:: Given data

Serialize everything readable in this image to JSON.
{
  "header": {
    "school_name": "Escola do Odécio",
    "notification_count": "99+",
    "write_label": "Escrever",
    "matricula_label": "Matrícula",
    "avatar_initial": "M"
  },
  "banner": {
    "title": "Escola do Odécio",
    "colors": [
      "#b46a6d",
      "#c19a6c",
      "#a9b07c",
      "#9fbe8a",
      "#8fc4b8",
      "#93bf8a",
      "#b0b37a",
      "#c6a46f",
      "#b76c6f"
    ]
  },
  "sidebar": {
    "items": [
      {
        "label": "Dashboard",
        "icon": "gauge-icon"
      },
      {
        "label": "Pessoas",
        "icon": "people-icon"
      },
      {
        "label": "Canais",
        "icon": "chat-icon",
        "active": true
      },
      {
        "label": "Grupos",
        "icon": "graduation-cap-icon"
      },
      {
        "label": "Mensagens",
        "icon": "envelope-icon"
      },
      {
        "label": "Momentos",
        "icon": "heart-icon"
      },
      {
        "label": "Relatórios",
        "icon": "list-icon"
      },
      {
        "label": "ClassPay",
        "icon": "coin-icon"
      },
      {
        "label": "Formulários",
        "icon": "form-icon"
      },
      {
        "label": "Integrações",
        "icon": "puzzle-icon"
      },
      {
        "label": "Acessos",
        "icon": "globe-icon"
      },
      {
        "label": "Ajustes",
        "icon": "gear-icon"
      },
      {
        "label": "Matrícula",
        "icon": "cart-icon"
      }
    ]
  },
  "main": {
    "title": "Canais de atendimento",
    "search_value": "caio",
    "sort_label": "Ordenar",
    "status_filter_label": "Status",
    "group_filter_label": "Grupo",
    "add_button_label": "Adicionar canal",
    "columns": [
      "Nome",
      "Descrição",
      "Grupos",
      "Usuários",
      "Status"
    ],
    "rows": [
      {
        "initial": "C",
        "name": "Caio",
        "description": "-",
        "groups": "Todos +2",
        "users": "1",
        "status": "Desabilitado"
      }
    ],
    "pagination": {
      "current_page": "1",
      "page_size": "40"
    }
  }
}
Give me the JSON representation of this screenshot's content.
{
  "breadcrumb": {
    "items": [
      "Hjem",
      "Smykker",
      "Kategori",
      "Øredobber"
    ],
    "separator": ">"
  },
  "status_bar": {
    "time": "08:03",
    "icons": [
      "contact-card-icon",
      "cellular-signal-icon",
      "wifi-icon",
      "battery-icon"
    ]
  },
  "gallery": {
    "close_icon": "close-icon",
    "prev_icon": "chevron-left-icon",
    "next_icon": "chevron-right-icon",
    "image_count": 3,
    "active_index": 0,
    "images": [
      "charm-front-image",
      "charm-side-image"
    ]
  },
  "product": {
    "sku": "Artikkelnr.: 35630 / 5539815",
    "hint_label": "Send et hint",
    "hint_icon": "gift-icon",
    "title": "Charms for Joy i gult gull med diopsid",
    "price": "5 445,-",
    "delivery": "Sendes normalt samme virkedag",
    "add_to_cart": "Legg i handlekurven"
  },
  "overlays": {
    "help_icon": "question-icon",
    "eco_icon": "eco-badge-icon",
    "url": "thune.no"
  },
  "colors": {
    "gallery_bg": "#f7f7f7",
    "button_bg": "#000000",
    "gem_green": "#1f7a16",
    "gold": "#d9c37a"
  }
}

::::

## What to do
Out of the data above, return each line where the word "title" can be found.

## Expected answer
    "title": "Escola do Odécio",
    "title": "Canais de atendimento",
    "title": "Charms for Joy i gult gull med diopsid",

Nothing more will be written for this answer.